* **Task description**:
Of the lines below, copy those that hold the word "icon".
= = = =
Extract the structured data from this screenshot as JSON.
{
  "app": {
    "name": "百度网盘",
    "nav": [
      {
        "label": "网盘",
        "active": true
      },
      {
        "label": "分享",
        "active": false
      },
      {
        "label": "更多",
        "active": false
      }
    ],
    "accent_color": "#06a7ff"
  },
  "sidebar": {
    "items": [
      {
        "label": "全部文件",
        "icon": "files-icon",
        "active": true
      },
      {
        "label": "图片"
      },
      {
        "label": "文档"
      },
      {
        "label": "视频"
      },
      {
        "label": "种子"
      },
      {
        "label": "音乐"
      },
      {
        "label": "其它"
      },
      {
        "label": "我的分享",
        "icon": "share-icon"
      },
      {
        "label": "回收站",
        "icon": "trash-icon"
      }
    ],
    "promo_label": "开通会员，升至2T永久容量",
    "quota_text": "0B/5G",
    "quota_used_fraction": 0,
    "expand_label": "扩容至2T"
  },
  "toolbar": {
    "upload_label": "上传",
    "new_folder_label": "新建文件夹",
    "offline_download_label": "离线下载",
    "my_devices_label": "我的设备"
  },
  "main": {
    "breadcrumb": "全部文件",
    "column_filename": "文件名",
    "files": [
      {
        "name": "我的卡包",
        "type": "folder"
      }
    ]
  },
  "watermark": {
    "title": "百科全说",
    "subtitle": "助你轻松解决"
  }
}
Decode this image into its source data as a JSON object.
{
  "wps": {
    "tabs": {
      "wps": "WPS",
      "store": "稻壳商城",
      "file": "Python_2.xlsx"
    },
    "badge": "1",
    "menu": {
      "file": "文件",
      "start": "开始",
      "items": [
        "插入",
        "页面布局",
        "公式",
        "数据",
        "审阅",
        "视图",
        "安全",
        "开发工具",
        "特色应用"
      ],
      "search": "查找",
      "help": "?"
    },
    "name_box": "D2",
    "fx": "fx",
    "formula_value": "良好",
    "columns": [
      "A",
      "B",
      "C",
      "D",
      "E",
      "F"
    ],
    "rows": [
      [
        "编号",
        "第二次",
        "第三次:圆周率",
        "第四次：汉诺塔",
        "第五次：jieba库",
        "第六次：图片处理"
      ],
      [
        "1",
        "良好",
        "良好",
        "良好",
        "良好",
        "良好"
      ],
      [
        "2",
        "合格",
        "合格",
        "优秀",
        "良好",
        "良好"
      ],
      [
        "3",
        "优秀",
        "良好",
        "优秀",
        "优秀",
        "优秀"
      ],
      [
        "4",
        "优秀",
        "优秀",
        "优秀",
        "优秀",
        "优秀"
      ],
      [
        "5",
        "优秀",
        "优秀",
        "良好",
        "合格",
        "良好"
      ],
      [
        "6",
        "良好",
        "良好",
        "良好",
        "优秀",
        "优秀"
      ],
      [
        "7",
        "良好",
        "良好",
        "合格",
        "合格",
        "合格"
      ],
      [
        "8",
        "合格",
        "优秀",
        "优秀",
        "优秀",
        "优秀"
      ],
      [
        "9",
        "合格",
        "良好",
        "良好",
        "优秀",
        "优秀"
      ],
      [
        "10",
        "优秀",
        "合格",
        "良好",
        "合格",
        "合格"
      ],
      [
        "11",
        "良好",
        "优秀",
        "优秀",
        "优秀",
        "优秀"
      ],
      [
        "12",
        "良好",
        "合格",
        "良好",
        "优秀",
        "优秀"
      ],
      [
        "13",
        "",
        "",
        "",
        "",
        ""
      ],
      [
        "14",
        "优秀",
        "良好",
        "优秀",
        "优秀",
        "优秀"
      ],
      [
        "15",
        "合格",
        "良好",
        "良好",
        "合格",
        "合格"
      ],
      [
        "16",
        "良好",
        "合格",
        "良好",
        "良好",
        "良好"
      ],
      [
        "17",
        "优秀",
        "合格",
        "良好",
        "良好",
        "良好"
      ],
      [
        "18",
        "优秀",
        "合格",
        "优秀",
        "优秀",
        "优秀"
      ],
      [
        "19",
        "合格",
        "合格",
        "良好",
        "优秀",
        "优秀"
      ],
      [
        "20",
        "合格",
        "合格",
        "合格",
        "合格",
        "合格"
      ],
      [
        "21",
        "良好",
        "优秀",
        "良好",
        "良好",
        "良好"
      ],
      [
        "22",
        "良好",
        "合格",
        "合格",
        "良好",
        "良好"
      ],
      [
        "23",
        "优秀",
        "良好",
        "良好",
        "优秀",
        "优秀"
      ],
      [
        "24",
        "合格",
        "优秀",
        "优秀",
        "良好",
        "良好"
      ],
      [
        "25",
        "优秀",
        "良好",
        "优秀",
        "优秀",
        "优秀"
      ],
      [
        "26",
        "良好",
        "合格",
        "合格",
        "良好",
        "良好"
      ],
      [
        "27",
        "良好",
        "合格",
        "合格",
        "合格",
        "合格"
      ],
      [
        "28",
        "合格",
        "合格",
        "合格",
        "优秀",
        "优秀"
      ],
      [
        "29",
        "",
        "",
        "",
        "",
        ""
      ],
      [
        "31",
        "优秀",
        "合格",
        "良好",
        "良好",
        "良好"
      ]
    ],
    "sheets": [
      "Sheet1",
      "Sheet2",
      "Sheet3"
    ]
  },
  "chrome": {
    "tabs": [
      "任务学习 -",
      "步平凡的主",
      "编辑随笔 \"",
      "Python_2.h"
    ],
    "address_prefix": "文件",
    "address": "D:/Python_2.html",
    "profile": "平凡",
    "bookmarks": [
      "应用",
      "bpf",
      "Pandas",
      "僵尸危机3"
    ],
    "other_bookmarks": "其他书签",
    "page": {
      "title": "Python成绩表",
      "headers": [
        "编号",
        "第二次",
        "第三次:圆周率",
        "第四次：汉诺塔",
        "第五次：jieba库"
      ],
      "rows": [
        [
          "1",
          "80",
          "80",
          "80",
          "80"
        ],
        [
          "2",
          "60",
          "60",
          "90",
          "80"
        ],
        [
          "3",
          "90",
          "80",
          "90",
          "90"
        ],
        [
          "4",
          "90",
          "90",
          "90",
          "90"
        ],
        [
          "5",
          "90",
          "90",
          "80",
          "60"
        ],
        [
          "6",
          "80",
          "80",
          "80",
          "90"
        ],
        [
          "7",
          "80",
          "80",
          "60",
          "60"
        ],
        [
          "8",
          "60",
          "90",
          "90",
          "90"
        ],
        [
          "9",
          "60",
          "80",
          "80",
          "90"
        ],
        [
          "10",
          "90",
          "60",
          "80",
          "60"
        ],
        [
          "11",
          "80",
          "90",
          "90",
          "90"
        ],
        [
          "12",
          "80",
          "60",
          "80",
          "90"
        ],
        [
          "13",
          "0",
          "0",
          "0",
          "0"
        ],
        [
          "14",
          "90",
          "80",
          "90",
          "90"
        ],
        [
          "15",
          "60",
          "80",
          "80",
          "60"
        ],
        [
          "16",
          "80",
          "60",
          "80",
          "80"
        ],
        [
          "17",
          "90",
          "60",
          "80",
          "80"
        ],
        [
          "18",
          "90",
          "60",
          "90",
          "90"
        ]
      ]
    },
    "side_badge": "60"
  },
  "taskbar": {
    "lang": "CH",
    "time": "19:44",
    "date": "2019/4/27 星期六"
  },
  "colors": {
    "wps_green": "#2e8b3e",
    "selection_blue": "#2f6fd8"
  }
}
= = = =
* **Response**:
        "icon": "files-icon",
        "icon": "share-icon"
        "icon": "trash-icon"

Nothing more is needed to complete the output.